Blade of the Immortal, the 100th film from Japanese director Takashi Miike, is neither a bad film nor is it a great film. It is a significant cut above your typical B-movie samural/martial arts film, but if you are looking for an instant classic like Ang Lee’s Crouching Tiger, Hidden Dragon (2000) or Wong Kar-Wai’s The Grandmaster (2013), you will be disappointed. Blade of the Immortal is competent entertainment, but if you only like martial arts films that reach the pinnacle of the genre, you should look elsewhere.
As with so many samurai films, this is a tale of revenge. In its opening scene, Manji (Takuya Kimura) is mortally wounded while avenging the death of his sister. An ancient mystic saves his life, but curses him with immortality in the process. He is indestructible, but he still feels pain. He is destined to outlive all the people he loves. When a young girl named Rin loses her father and wishes to avenge his death, she asks Manji to serve as her bodyguard and trainer during her quest for vigilante justice. One tale of revenge begats another tale of revenge in a seemingly endless cycle of bloodshed. (Did I mention Rin’s father was murdered by an outlaw samurai seeking revenge against Rin’s grandfather?)
The film is populated with interesting, eccentric characters, and the performances are uniformly solid. However, Blade of the Immortal falters when it comes to telling their stories. There are large exposition “dumps” throughout the film that find a variety of ways to use voice-over narration to fill in the plot holes. New characters are introduced in a split-second, sending the narrative ping-ponging in ever-changing directions.

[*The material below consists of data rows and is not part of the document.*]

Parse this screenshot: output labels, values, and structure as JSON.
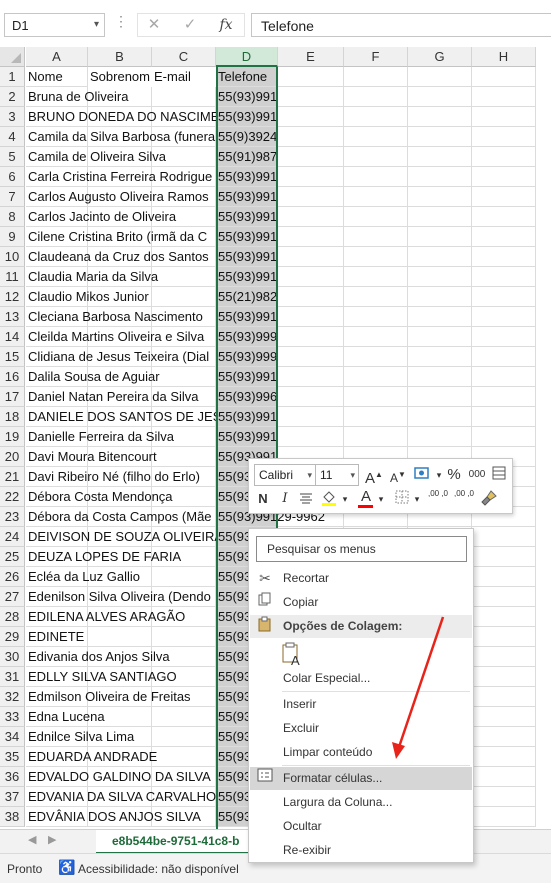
{
  "formula_bar": {
    "name_box": "D1",
    "cancel_icon": "close-icon",
    "enter_icon": "check-icon",
    "fx_label": "fx",
    "value": "Telefone"
  },
  "columns": [
    "A",
    "B",
    "C",
    "D",
    "E",
    "F",
    "G",
    "H"
  ],
  "selected_column": "D",
  "rows": [
    {
      "n": "1",
      "a": "Nome",
      "b": "Sobrenom",
      "c": "E-mail",
      "d": "Telefone"
    },
    {
      "n": "2",
      "a": "Bruna de Oliveira",
      "b": "",
      "c": "",
      "d": "55(93)991"
    },
    {
      "n": "3",
      "a": "BRUNO DONEDA DO NASCIMEN",
      "b": "",
      "c": "",
      "d": "55(93)991"
    },
    {
      "n": "4",
      "a": "Camila da Silva Barbosa (funera",
      "b": "",
      "c": "",
      "d": "55(9)3924"
    },
    {
      "n": "5",
      "a": "Camila de Oliveira Silva",
      "b": "",
      "c": "",
      "d": "55(91)987"
    },
    {
      "n": "6",
      "a": "Carla Cristina Ferreira Rodrigue",
      "b": "",
      "c": "",
      "d": "55(93)991"
    },
    {
      "n": "7",
      "a": "Carlos Augusto Oliveira Ramos",
      "b": "",
      "c": "",
      "d": "55(93)991"
    },
    {
      "n": "8",
      "a": "Carlos Jacinto de Oliveira",
      "b": "",
      "c": "",
      "d": "55(93)991"
    },
    {
      "n": "9",
      "a": "Cilene Cristina Brito (irmã da C",
      "b": "",
      "c": "",
      "d": "55(93)991"
    },
    {
      "n": "10",
      "a": "Claudeana da Cruz dos Santos",
      "b": "",
      "c": "",
      "d": "55(93)991"
    },
    {
      "n": "11",
      "a": "Claudia Maria da Silva",
      "b": "",
      "c": "",
      "d": "55(93)991"
    },
    {
      "n": "12",
      "a": "Claudio Mikos Junior",
      "b": "",
      "c": "",
      "d": "55(21)982"
    },
    {
      "n": "13",
      "a": "Cleciana Barbosa Nascimento",
      "b": "",
      "c": "",
      "d": "55(93)991"
    },
    {
      "n": "14",
      "a": "Cleilda Martins Oliveira e Silva",
      "b": "",
      "c": "",
      "d": "55(93)999"
    },
    {
      "n": "15",
      "a": "Clidiana de Jesus Teixeira (Dial",
      "b": "",
      "c": "",
      "d": "55(93)999"
    },
    {
      "n": "16",
      "a": "Dalila Sousa de Aguiar",
      "b": "",
      "c": "",
      "d": "55(93)991"
    },
    {
      "n": "17",
      "a": "Daniel Natan Pereira da Silva",
      "b": "",
      "c": "",
      "d": "55(93)996"
    },
    {
      "n": "18",
      "a": "DANIELE DOS SANTOS DE JESUS",
      "b": "",
      "c": "",
      "d": "55(93)991"
    },
    {
      "n": "19",
      "a": "Danielle Ferreira da Silva",
      "b": "",
      "c": "",
      "d": "55(93)991"
    },
    {
      "n": "20",
      "a": "Davi Moura Bitencourt",
      "b": "",
      "c": "",
      "d": "55(93)991"
    },
    {
      "n": "21",
      "a": "Davi Ribeiro Né (filho do Erlo)",
      "b": "",
      "c": "",
      "d": "55(93"
    },
    {
      "n": "22",
      "a": "Débora Costa Mendonça",
      "b": "",
      "c": "",
      "d": "55(93"
    },
    {
      "n": "23",
      "a": "Débora da Costa Campos (Mãe",
      "b": "",
      "c": "",
      "d": "55(93)99129-9962"
    },
    {
      "n": "24",
      "a": "DEIVISON DE SOUZA OLIVEIRA",
      "b": "",
      "c": "",
      "d": "55(93"
    },
    {
      "n": "25",
      "a": "DEUZA LOPES DE FARIA",
      "b": "",
      "c": "",
      "d": "55(93"
    },
    {
      "n": "26",
      "a": "Ecléa da Luz Gallio",
      "b": "",
      "c": "",
      "d": "55(93"
    },
    {
      "n": "27",
      "a": "Edenilson Silva Oliveira (Dendo",
      "b": "",
      "c": "",
      "d": "55(93"
    },
    {
      "n": "28",
      "a": "EDILENA ALVES ARAGÃO",
      "b": "",
      "c": "",
      "d": "55(93"
    },
    {
      "n": "29",
      "a": "EDINETE",
      "b": "",
      "c": "",
      "d": "55(93"
    },
    {
      "n": "30",
      "a": "Edivania dos Anjos Silva",
      "b": "",
      "c": "",
      "d": "55(93"
    },
    {
      "n": "31",
      "a": "EDLLY SILVA SANTIAGO",
      "b": "",
      "c": "",
      "d": "55(93"
    },
    {
      "n": "32",
      "a": "Edmilson Oliveira de Freitas",
      "b": "",
      "c": "",
      "d": "55(93"
    },
    {
      "n": "33",
      "a": "Edna Lucena",
      "b": "",
      "c": "",
      "d": "55(93"
    },
    {
      "n": "34",
      "a": "Ednilce Silva Lima",
      "b": "",
      "c": "",
      "d": "55(93"
    },
    {
      "n": "35",
      "a": "EDUARDA ANDRADE",
      "b": "",
      "c": "",
      "d": "55(93"
    },
    {
      "n": "36",
      "a": "EDVALDO GALDINO DA SILVA",
      "b": "",
      "c": "",
      "d": "55(93"
    },
    {
      "n": "37",
      "a": "EDVANIA DA SILVA CARVALHO",
      "b": "",
      "c": "",
      "d": "55(93"
    },
    {
      "n": "38",
      "a": "EDVÂNIA DOS ANJOS SILVA",
      "b": "",
      "c": "",
      "d": "55(93"
    }
  ],
  "mini_toolbar": {
    "font_name": "Calibri",
    "font_size": "11",
    "grow_font": "A",
    "shrink_font": "A",
    "percent": "%",
    "thousands": "000",
    "bold": "N",
    "italic": "I",
    "font_color_letter": "A",
    "fill_color": "#ffff00",
    "font_color": "#ff0000",
    "increase_decimals": ",00 ,0",
    "decrease_decimals": ",00 ,0"
  },
  "context_menu": {
    "search": "Pesquisar os menus",
    "items": {
      "recortar": "Recortar",
      "copiar": "Copiar",
      "opcoes_colagem": "Opções de Colagem:",
      "colar_especial": "Colar Especial...",
      "inserir": "Inserir",
      "excluir": "Excluir",
      "limpar": "Limpar conteúdo",
      "formatar": "Formatar células...",
      "largura": "Largura da Coluna...",
      "ocultar": "Ocultar",
      "reexibir": "Re-exibir"
    }
  },
  "sheet_tab": "e8b544be-9751-41c8-b",
  "status": {
    "ready": "Pronto",
    "accessibility": "Acessibilidade: não disponível"
  },
  "accent_color": "#217346",
  "annotation_color": "#e8231a"
}
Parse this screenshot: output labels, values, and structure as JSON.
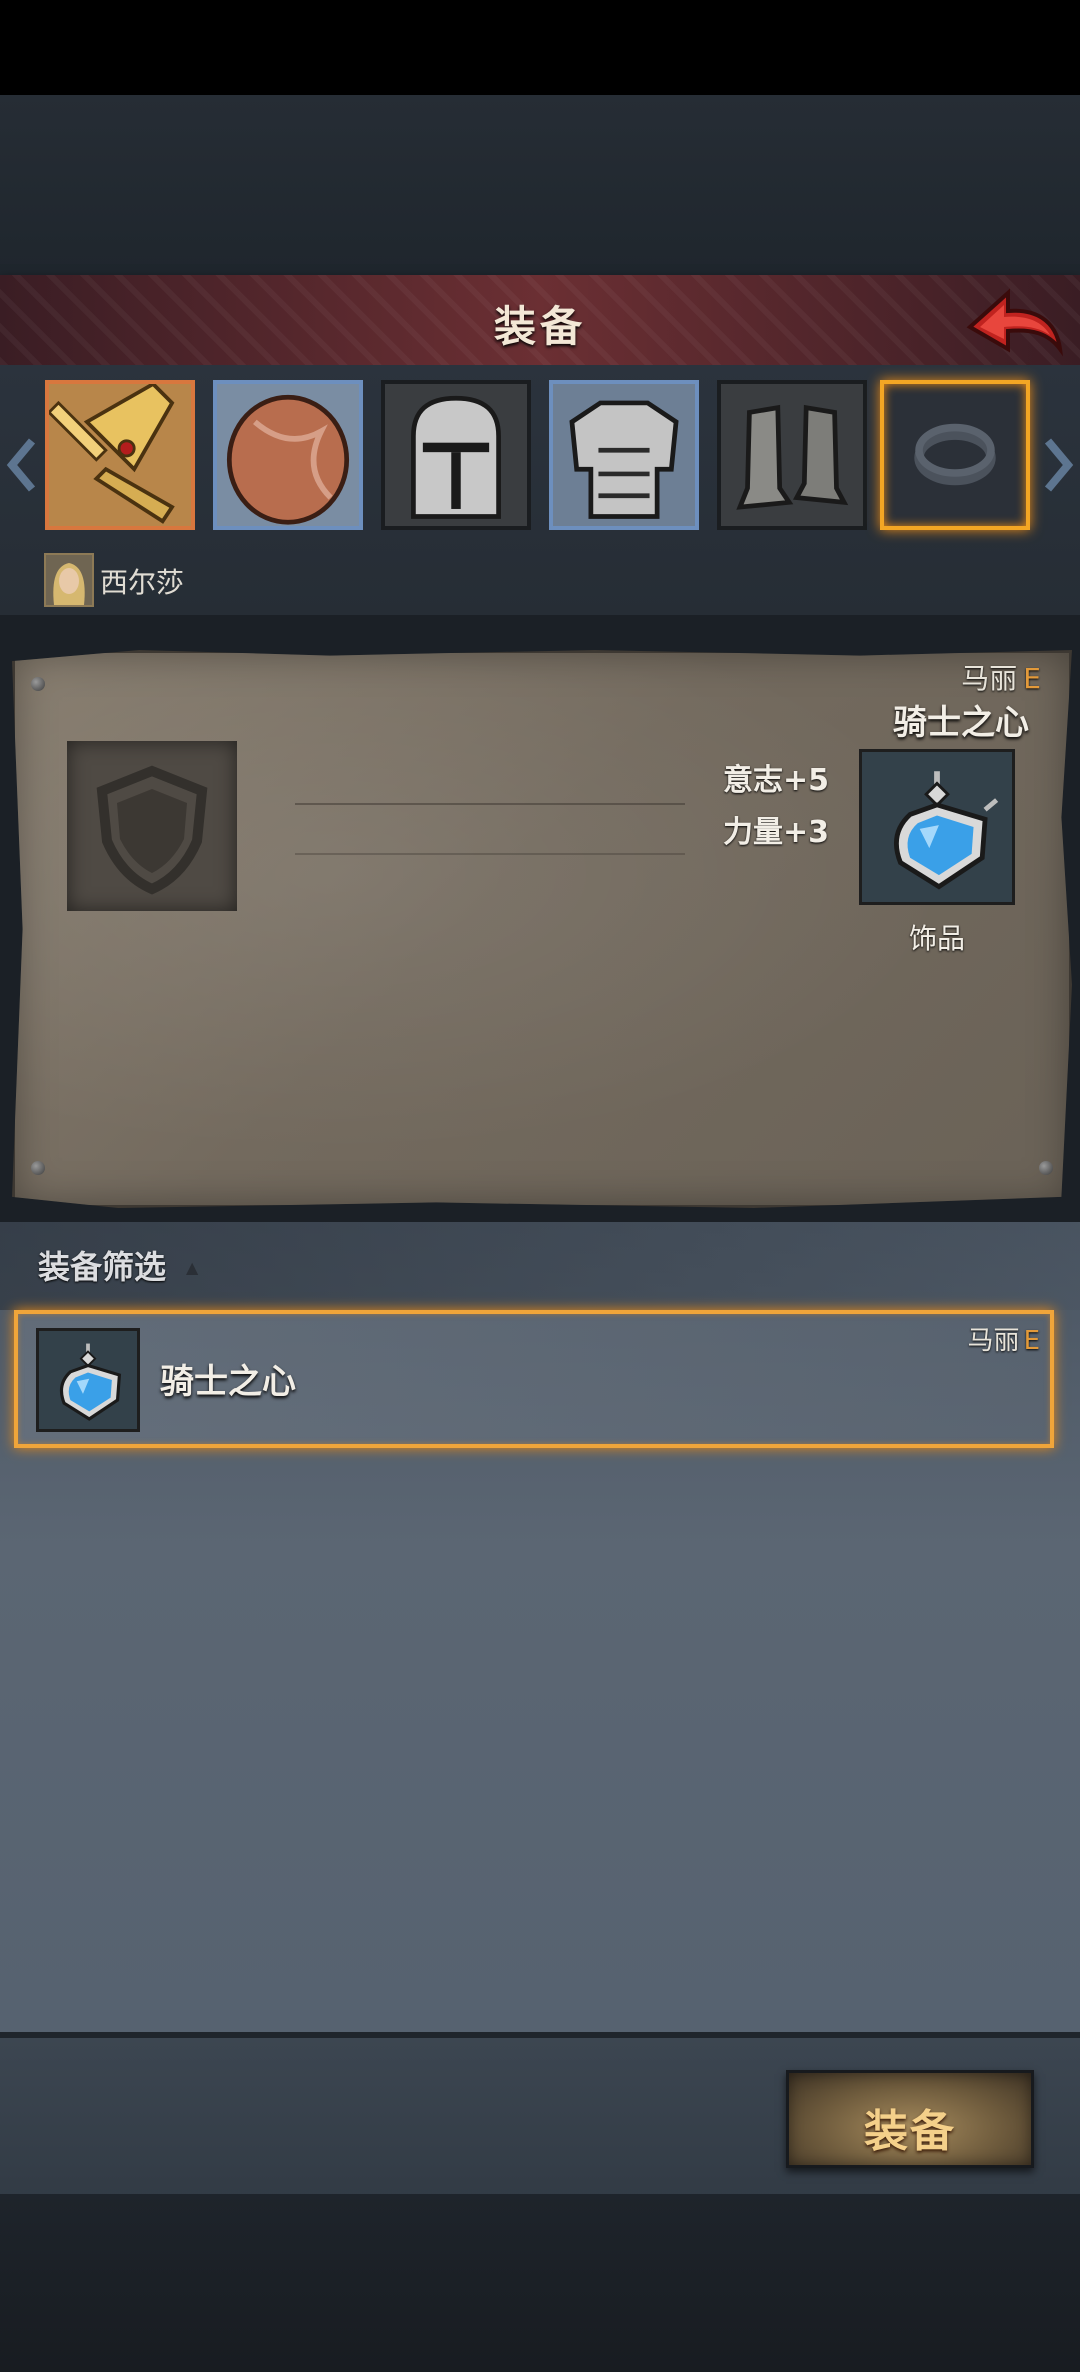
{
  "header": {
    "title": "装备"
  },
  "character": {
    "name": "西尔莎"
  },
  "equipment_slots": [
    {
      "name": "sword-icon",
      "border": "#d8773e"
    },
    {
      "name": "shield-icon",
      "border": "#6d8fbe"
    },
    {
      "name": "helmet-icon",
      "border": "#1a1d20"
    },
    {
      "name": "armor-icon",
      "border": "#6d8fbe"
    },
    {
      "name": "boots-icon",
      "border": "#1a1d20"
    },
    {
      "name": "ring-icon",
      "border": "#f3a624",
      "selected": true
    }
  ],
  "detail": {
    "owner": "马丽",
    "grade": "E",
    "item_name": "骑士之心",
    "stats": [
      "意志+5",
      "力量+3"
    ],
    "item_type": "饰品",
    "icon": "heart-pendant-icon"
  },
  "filter": {
    "label": "装备筛选",
    "toggle": "▲"
  },
  "items": [
    {
      "name": "骑士之心",
      "owner": "马丽",
      "grade": "E",
      "icon": "heart-pendant-icon"
    }
  ],
  "footer": {
    "equip_button": "装备"
  },
  "colors": {
    "accent": "#f0a53a",
    "grade": "#e39a3a",
    "banner": "#6b2f33"
  }
}
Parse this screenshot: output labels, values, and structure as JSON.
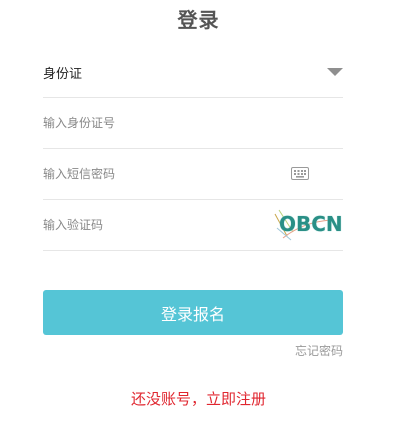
{
  "page": {
    "title": "登录"
  },
  "form": {
    "id_type": {
      "selected": "身份证",
      "icon": "chevron-down-icon"
    },
    "id_number": {
      "placeholder": "输入身份证号",
      "value": ""
    },
    "sms_code": {
      "placeholder": "输入短信密码",
      "value": "",
      "icon": "keyboard-icon"
    },
    "captcha": {
      "placeholder": "输入验证码",
      "value": "",
      "image_text": "OBCN"
    }
  },
  "actions": {
    "submit_label": "登录报名",
    "forgot_label": "忘记密码",
    "register_label": "还没账号，立即注册"
  },
  "colors": {
    "accent": "#55c5d6",
    "register_link": "#e0262f",
    "captcha_text": "#2a8f86"
  }
}
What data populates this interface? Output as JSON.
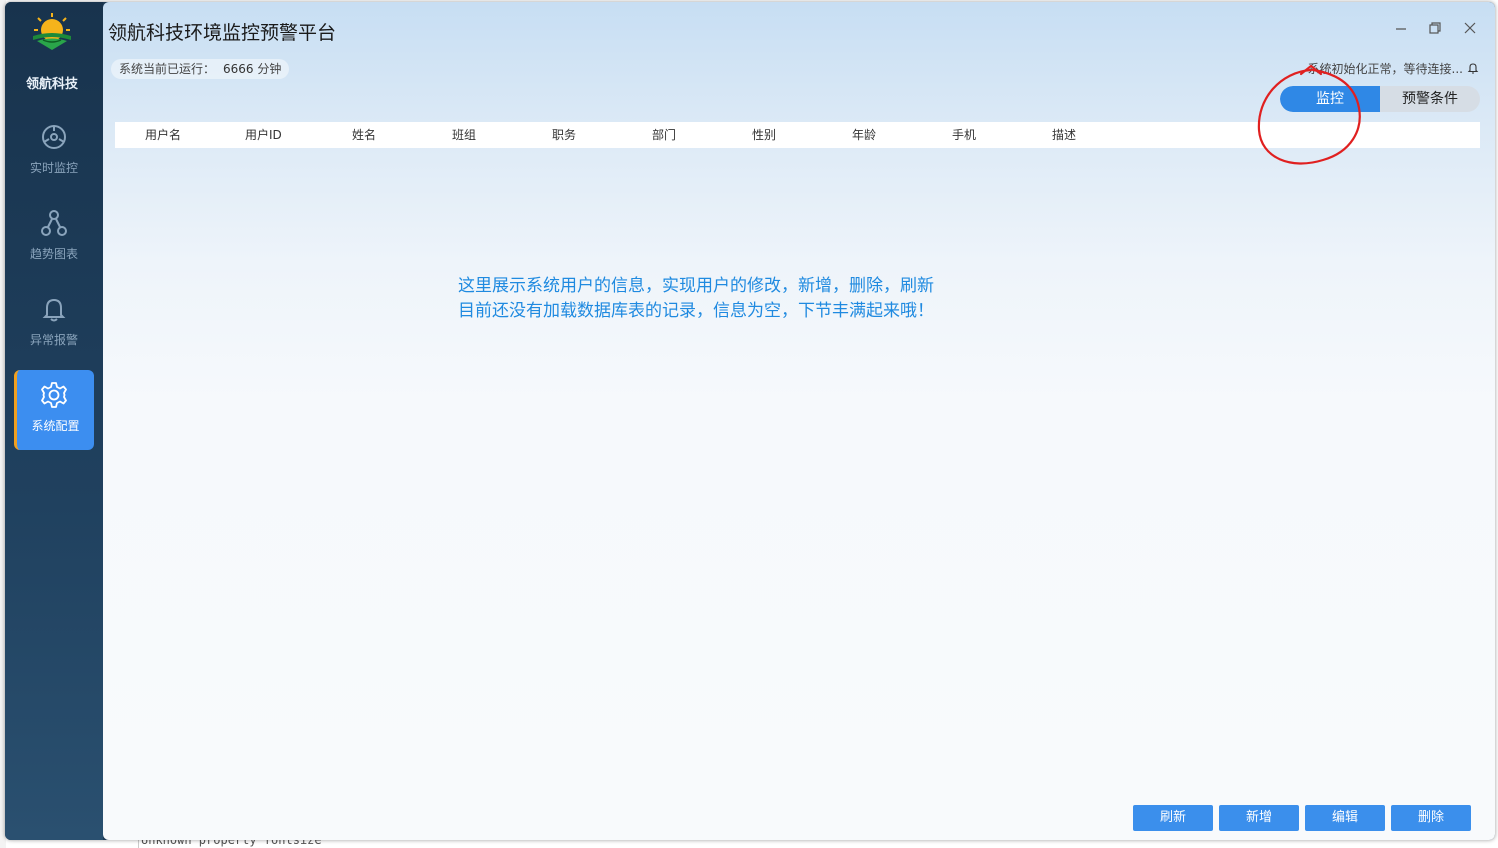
{
  "background": {
    "code_text": "Unknown property fontsize"
  },
  "window": {
    "title": "领航科技环境监控预警平台"
  },
  "sidebar": {
    "brand": "领航科技",
    "items": [
      {
        "label": "实时监控",
        "icon": "dashboard-icon"
      },
      {
        "label": "趋势图表",
        "icon": "network-nodes-icon"
      },
      {
        "label": "异常报警",
        "icon": "bell-icon"
      },
      {
        "label": "系统配置",
        "icon": "gear-icon",
        "active": true
      }
    ]
  },
  "header": {
    "runtime_label": "系统当前已运行：",
    "runtime_value": "6666",
    "runtime_unit": "分钟",
    "status": "系统初始化正常，等待连接..."
  },
  "tabs": {
    "active": "监控",
    "other": "预警条件"
  },
  "table": {
    "columns": [
      "用户名",
      "用户ID",
      "姓名",
      "班组",
      "职务",
      "部门",
      "性别",
      "年龄",
      "手机",
      "描述"
    ],
    "rows": []
  },
  "notice": {
    "line1": "这里展示系统用户的信息，实现用户的修改，新增，删除，刷新",
    "line2": "目前还没有加载数据库表的记录，信息为空，下节丰满起来哦！"
  },
  "actions": {
    "refresh": "刷新",
    "add": "新增",
    "edit": "编辑",
    "delete": "删除"
  },
  "colors": {
    "accent": "#2f88e6",
    "sidebar": "#1f3b55",
    "notice": "#1f8ae0",
    "annotation": "#e02020"
  }
}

It feels as if the true cut of this film was about three hours long, and all of the transitions were left on the cutting room floor.
The most egregious sin committed by the film is its mediocre fight choreography. Extras and scenery are used to obscure the violence. Severed limbs hit the ground and blood sprays, but you can rarely discern what caused the damage. Swords clang and blows are exchanged, but it is all carried out with very little imagination. In the best martial arts films, you can readily reference the stand-out set pieces: the fight in the rain in The Grandmaster or the fight across the treetops in Crouching Tiger. Blade of the Immortal has no such moments in its 140-minute run time. The action is nearly constant, but none of it stands out in your mind after the credits roll.
Much like horror fans, martial arts fans watch hours of dreck, trying to find that diamond in the rough that’s hidden among all of the mediocre releases hitting the market every week. Blade of the Immortal is not one of those diamonds. However, if you are a true fan of the martial arts/samurai genre, it will definitely tide you over until something better comes along.
Blade of the Immortal opens at Landmark Theatre locations across the country on Friday, November 3, 2017.
The Movie Isle
Scott Phillips holds a degree in print journalism from the University of Georgia and is currently a member of the Georgia Film Critics Association (GAFCA). In addition to his role as a correspondent for Timed Edition, Scott serves as the Executive Editor and Senior Writer for themovieisle.com. From 2013 through 2017, he reviewed films for filmdispenser.com. Along with his duties as a critic, Scott serves as the Content Programmer for the Way Down Film Festival held in Columbus, Georgia every fall.